Work item:
Your answer should hold the data exactly as given, minus any picture.

Component data from apps and pages:
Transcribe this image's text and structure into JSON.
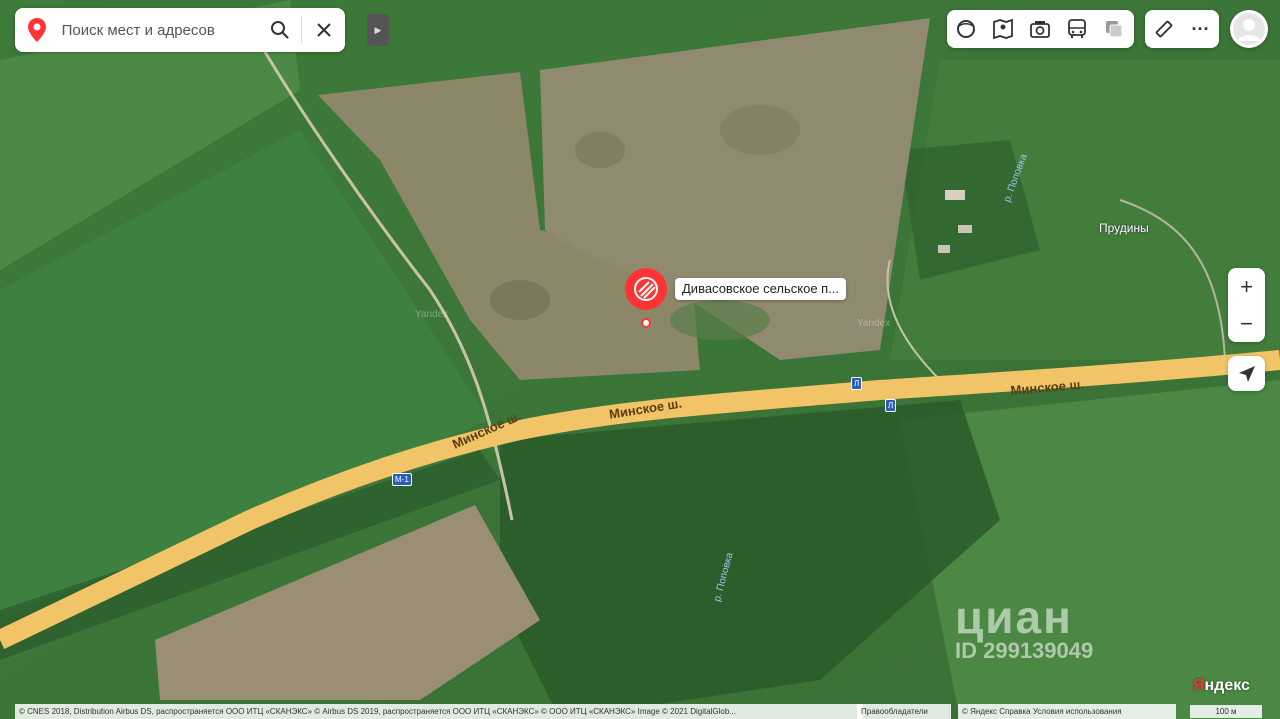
{
  "search": {
    "placeholder": "Поиск мест и адресов"
  },
  "icons": {
    "location": "location-pin-icon",
    "search": "search-icon",
    "close": "close-icon",
    "collapse": "collapse-panel-icon",
    "layers": "layers-icon",
    "panorama": "panorama-icon",
    "photo": "photo-icon",
    "transport": "bus-icon",
    "traffic": "traffic-icon",
    "ruler": "ruler-icon",
    "more": "more-icon",
    "profile": "profile-icon",
    "zoom_in": "zoom-in-icon",
    "zoom_out": "zoom-out-icon",
    "locate": "geolocation-icon",
    "marker": "place-marker-icon"
  },
  "zoom": {
    "plus": "+",
    "minus": "−"
  },
  "more": {
    "label": "···"
  },
  "place": {
    "name": "Дивасовское сельское п..."
  },
  "map_labels": {
    "village": "Прудины",
    "road_1": "Минское ш.",
    "road_2": "Минское ш.",
    "road_3": "Минское ш.",
    "river_1": "р. Поповка",
    "river_2": "р. Поповка",
    "route_m1": "М-1",
    "route_a": "Л",
    "watermark_1": "Yandex",
    "watermark_2": "Yandex"
  },
  "cian": {
    "brand": "циан",
    "id": "ID 299139049"
  },
  "yandex_logo": {
    "first": "Я",
    "rest": "ндекс"
  },
  "footer": {
    "copyright": "© CNES 2018, Distribution Airbus DS, распространяется ООО ИТЦ «СКАНЭКС» © Airbus DS 2019, распространяется ООО ИТЦ «СКАНЭКС» © ООО ИТЦ «СКАНЭКС» Image © 2021 DigitalGlob...",
    "rights": "Правообладатели",
    "links": "© Яндекс   Справка   Условия использования",
    "scale": "100 м"
  },
  "colors": {
    "road": "#f2c468",
    "accent": "#ff3333",
    "grass": "#3f7a3c",
    "field": "#8f8a6e"
  }
}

Completed exercise:
Transcribe this image's text and structure into JSON.
{
  "search": {
    "placeholder": "Поиск мест и адресов"
  },
  "icons": {
    "location": "location-pin-icon",
    "search": "search-icon",
    "close": "close-icon",
    "collapse": "collapse-panel-icon",
    "layers": "layers-icon",
    "panorama": "panorama-icon",
    "photo": "photo-icon",
    "transport": "bus-icon",
    "traffic": "traffic-icon",
    "ruler": "ruler-icon",
    "more": "more-icon",
    "profile": "profile-icon",
    "zoom_in": "zoom-in-icon",
    "zoom_out": "zoom-out-icon",
    "locate": "geolocation-icon",
    "marker": "place-marker-icon"
  },
  "zoom": {
    "plus": "+",
    "minus": "−"
  },
  "more": {
    "label": "···"
  },
  "place": {
    "name": "Дивасовское сельское п..."
  },
  "map_labels": {
    "village": "Прудины",
    "road_1": "Минское ш.",
    "road_2": "Минское ш.",
    "road_3": "Минское ш.",
    "river_1": "р. Поповка",
    "river_2": "р. Поповка",
    "route_m1": "М-1",
    "route_a": "Л",
    "watermark_1": "Yandex",
    "watermark_2": "Yandex"
  },
  "cian": {
    "brand": "циан",
    "id": "ID 299139049"
  },
  "yandex_logo": {
    "first": "Я",
    "rest": "ндекс"
  },
  "footer": {
    "copyright": "© CNES 2018, Distribution Airbus DS, распространяется ООО ИТЦ «СКАНЭКС» © Airbus DS 2019, распространяется ООО ИТЦ «СКАНЭКС» © ООО ИТЦ «СКАНЭКС» Image © 2021 DigitalGlob...",
    "rights": "Правообладатели",
    "links": "© Яндекс   Справка   Условия использования",
    "scale": "100 м"
  },
  "colors": {
    "road": "#f2c468",
    "accent": "#ff3333",
    "grass": "#3f7a3c",
    "field": "#8f8a6e"
  }
}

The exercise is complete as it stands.